[Data excerpts]
......
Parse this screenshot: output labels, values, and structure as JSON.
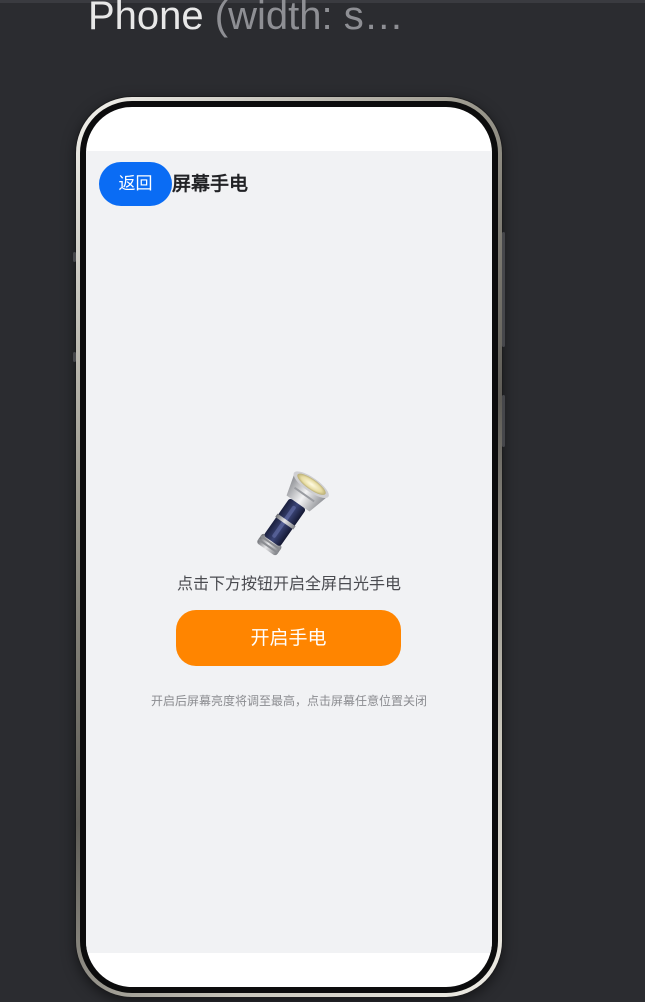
{
  "preview": {
    "device": "Phone",
    "subtitle": "(width: s…"
  },
  "app": {
    "back_label": "返回",
    "title": "屏幕手电",
    "hint": "点击下方按钮开启全屏白光手电",
    "start_label": "开启手电",
    "note": "开启后屏幕亮度将调至最高，点击屏幕任意位置关闭"
  },
  "colors": {
    "back_button": "#0a6cf4",
    "start_button": "#ff8500",
    "app_background": "#f1f2f4",
    "window_background": "#2b2c30"
  },
  "icons": {
    "main": "flashlight-icon"
  }
}
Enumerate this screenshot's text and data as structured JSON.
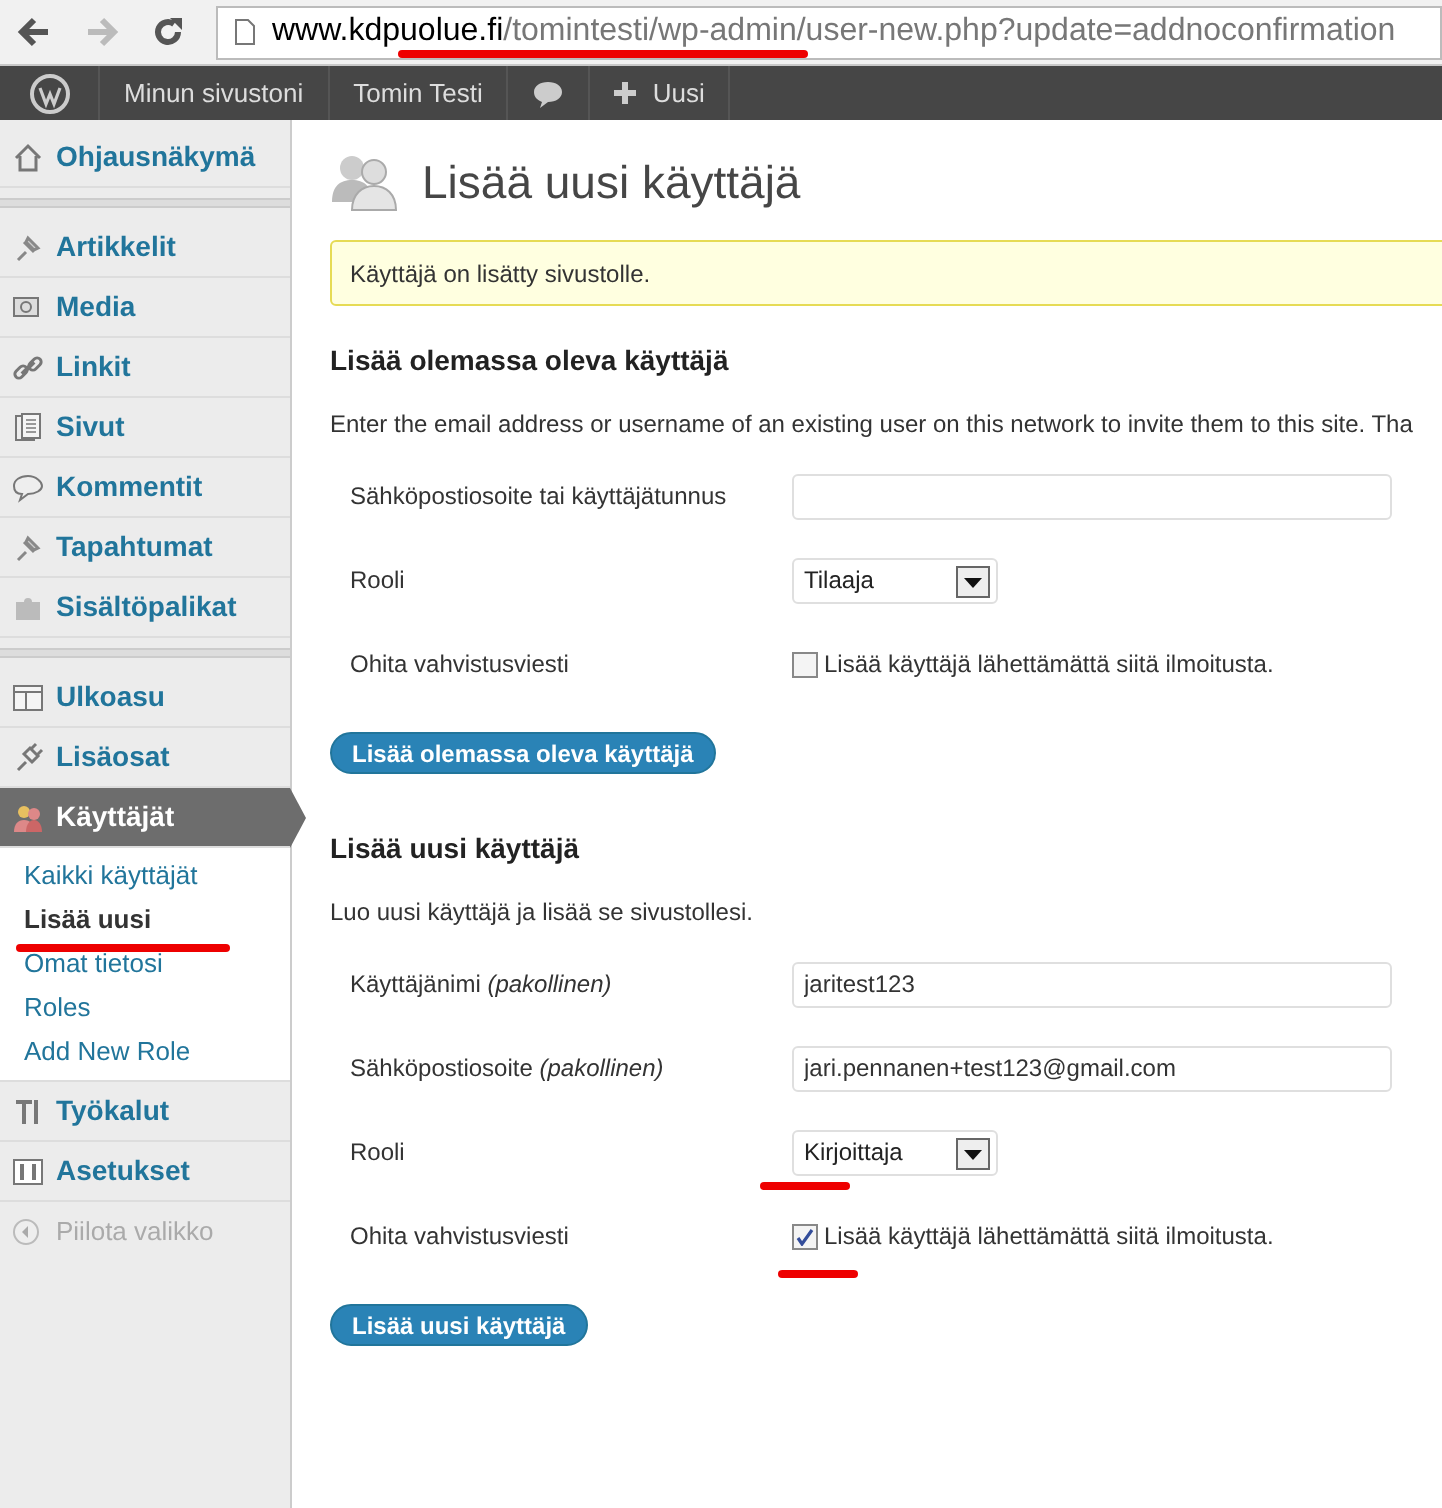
{
  "browser": {
    "url_host": "www.kdpuolue.fi",
    "url_path": "/tomintesti/wp-admin/user-new.php?update=addnoconfirmation",
    "url_underlined": true
  },
  "admin_bar": {
    "items": [
      "Minun sivustoni",
      "Tomin Testi",
      "Uusi"
    ]
  },
  "sidebar": {
    "items": [
      {
        "kind": "item",
        "label": "Ohjausnäkymä",
        "selected": false
      },
      {
        "kind": "separator"
      },
      {
        "kind": "item",
        "label": "Artikkelit",
        "selected": false
      },
      {
        "kind": "item",
        "label": "Media",
        "selected": false
      },
      {
        "kind": "item",
        "label": "Linkit",
        "selected": false
      },
      {
        "kind": "item",
        "label": "Sivut",
        "selected": false
      },
      {
        "kind": "item",
        "label": "Kommentit",
        "selected": false
      },
      {
        "kind": "item",
        "label": "Tapahtumat",
        "selected": false
      },
      {
        "kind": "item",
        "label": "Sisältöpalikat",
        "selected": false
      },
      {
        "kind": "separator"
      },
      {
        "kind": "item",
        "label": "Ulkoasu",
        "selected": false
      },
      {
        "kind": "item",
        "label": "Lisäosat",
        "selected": false
      },
      {
        "kind": "item",
        "label": "Käyttäjät",
        "selected": true,
        "children": [
          {
            "label": "Kaikki käyttäjät",
            "selected": false
          },
          {
            "label": "Lisää uusi",
            "selected": true,
            "underlined": true
          },
          {
            "label": "Omat tietosi",
            "selected": false
          },
          {
            "label": "Roles",
            "selected": false
          },
          {
            "label": "Add New Role",
            "selected": false
          }
        ]
      },
      {
        "kind": "item",
        "label": "Työkalut",
        "selected": false
      },
      {
        "kind": "item",
        "label": "Asetukset",
        "selected": false
      },
      {
        "kind": "collapse",
        "label": "Piilota valikko"
      }
    ]
  },
  "page_title": "Lisää uusi käyttäjä",
  "notice": "Käyttäjä on lisätty sivustolle.",
  "sections": [
    {
      "heading": "Lisää olemassa oleva käyttäjä",
      "description": "Enter the email address or username of an existing user on this network to invite them to this site. Tha",
      "fields": [
        {
          "kind": "text",
          "label": "Sähköpostiosoite tai käyttäjätunnus"
        },
        {
          "kind": "select",
          "label": "Rooli",
          "value": "Tilaaja"
        },
        {
          "kind": "checkbox",
          "label": "Ohita vahvistusviesti",
          "option": "Lisää käyttäjä lähettämättä siitä ilmoitusta.",
          "checked": false
        }
      ],
      "button": "Lisää olemassa oleva käyttäjä"
    },
    {
      "heading": "Lisää uusi käyttäjä",
      "description": "Luo uusi käyttäjä ja lisää se sivustollesi.",
      "fields": [
        {
          "kind": "text",
          "label": "Käyttäjänimi *(pakollinen)*",
          "value": "jaritest123"
        },
        {
          "kind": "text",
          "label": "Sähköpostiosoite *(pakollinen)*",
          "value": "jari.pennanen+test123@gmail.com"
        },
        {
          "kind": "select",
          "label": "Rooli",
          "value": "Kirjoittaja",
          "underlined": true
        },
        {
          "kind": "checkbox",
          "label": "Ohita vahvistusviesti",
          "option": "Lisää käyttäjä lähettämättä siitä ilmoitusta.",
          "checked": true,
          "underlined": true
        }
      ],
      "button": "Lisää uusi käyttäjä"
    }
  ]
}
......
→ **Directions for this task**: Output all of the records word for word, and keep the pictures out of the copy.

→ **Task answer**:
Parse this screenshot: output labels, values, and structure as JSON.
{
  "preview": {
    "device": "Phone",
    "subtitle": "(width: s…"
  },
  "app": {
    "back_label": "返回",
    "title": "屏幕手电",
    "hint": "点击下方按钮开启全屏白光手电",
    "start_label": "开启手电",
    "note": "开启后屏幕亮度将调至最高，点击屏幕任意位置关闭"
  },
  "colors": {
    "back_button": "#0a6cf4",
    "start_button": "#ff8500",
    "app_background": "#f1f2f4",
    "window_background": "#2b2c30"
  },
  "icons": {
    "main": "flashlight-icon"
  }
}
Enumerate this screenshot's text and data as structured JSON.
{
  "browser": {
    "url_host": "www.kdpuolue.fi",
    "url_path": "/tomintesti/wp-admin/user-new.php?update=addnoconfirmation",
    "url_underlined": true
  },
  "admin_bar": {
    "items": [
      "Minun sivustoni",
      "Tomin Testi",
      "Uusi"
    ]
  },
  "sidebar": {
    "items": [
      {
        "kind": "item",
        "label": "Ohjausnäkymä",
        "selected": false
      },
      {
        "kind": "separator"
      },
      {
        "kind": "item",
        "label": "Artikkelit",
        "selected": false
      },
      {
        "kind": "item",
        "label": "Media",
        "selected": false
      },
      {
        "kind": "item",
        "label": "Linkit",
        "selected": false
      },
      {
        "kind": "item",
        "label": "Sivut",
        "selected": false
      },
      {
        "kind": "item",
        "label": "Kommentit",
        "selected": false
      },
      {
        "kind": "item",
        "label": "Tapahtumat",
        "selected": false
      },
      {
        "kind": "item",
        "label": "Sisältöpalikat",
        "selected": false
      },
      {
        "kind": "separator"
      },
      {
        "kind": "item",
        "label": "Ulkoasu",
        "selected": false
      },
      {
        "kind": "item",
        "label": "Lisäosat",
        "selected": false
      },
      {
        "kind": "item",
        "label": "Käyttäjät",
        "selected": true,
        "children": [
          {
            "label": "Kaikki käyttäjät",
            "selected": false
          },
          {
            "label": "Lisää uusi",
            "selected": true,
            "underlined": true
          },
          {
            "label": "Omat tietosi",
            "selected": false
          },
          {
            "label": "Roles",
            "selected": false
          },
          {
            "label": "Add New Role",
            "selected": false
          }
        ]
      },
      {
        "kind": "item",
        "label": "Työkalut",
        "selected": false
      },
      {
        "kind": "item",
        "label": "Asetukset",
        "selected": false
      },
      {
        "kind": "collapse",
        "label": "Piilota valikko"
      }
    ]
  },
  "page_title": "Lisää uusi käyttäjä",
  "notice": "Käyttäjä on lisätty sivustolle.",
  "sections": [
    {
      "heading": "Lisää olemassa oleva käyttäjä",
      "description": "Enter the email address or username of an existing user on this network to invite them to this site. Tha",
      "fields": [
        {
          "kind": "text",
          "label": "Sähköpostiosoite tai käyttäjätunnus"
        },
        {
          "kind": "select",
          "label": "Rooli",
          "value": "Tilaaja"
        },
        {
          "kind": "checkbox",
          "label": "Ohita vahvistusviesti",
          "option": "Lisää käyttäjä lähettämättä siitä ilmoitusta.",
          "checked": false
        }
      ],
      "button": "Lisää olemassa oleva käyttäjä"
    },
    {
      "heading": "Lisää uusi käyttäjä",
      "description": "Luo uusi käyttäjä ja lisää se sivustollesi.",
      "fields": [
        {
          "kind": "text",
          "label": "Käyttäjänimi *(pakollinen)*",
          "value": "jaritest123"
        },
        {
          "kind": "text",
          "label": "Sähköpostiosoite *(pakollinen)*",
          "value": "jari.pennanen+test123@gmail.com"
        },
        {
          "kind": "select",
          "label": "Rooli",
          "value": "Kirjoittaja",
          "underlined": true
        },
        {
          "kind": "checkbox",
          "label": "Ohita vahvistusviesti",
          "option": "Lisää käyttäjä lähettämättä siitä ilmoitusta.",
          "checked": true,
          "underlined": true
        }
      ],
      "button": "Lisää uusi käyttäjä"
    }
  ]
}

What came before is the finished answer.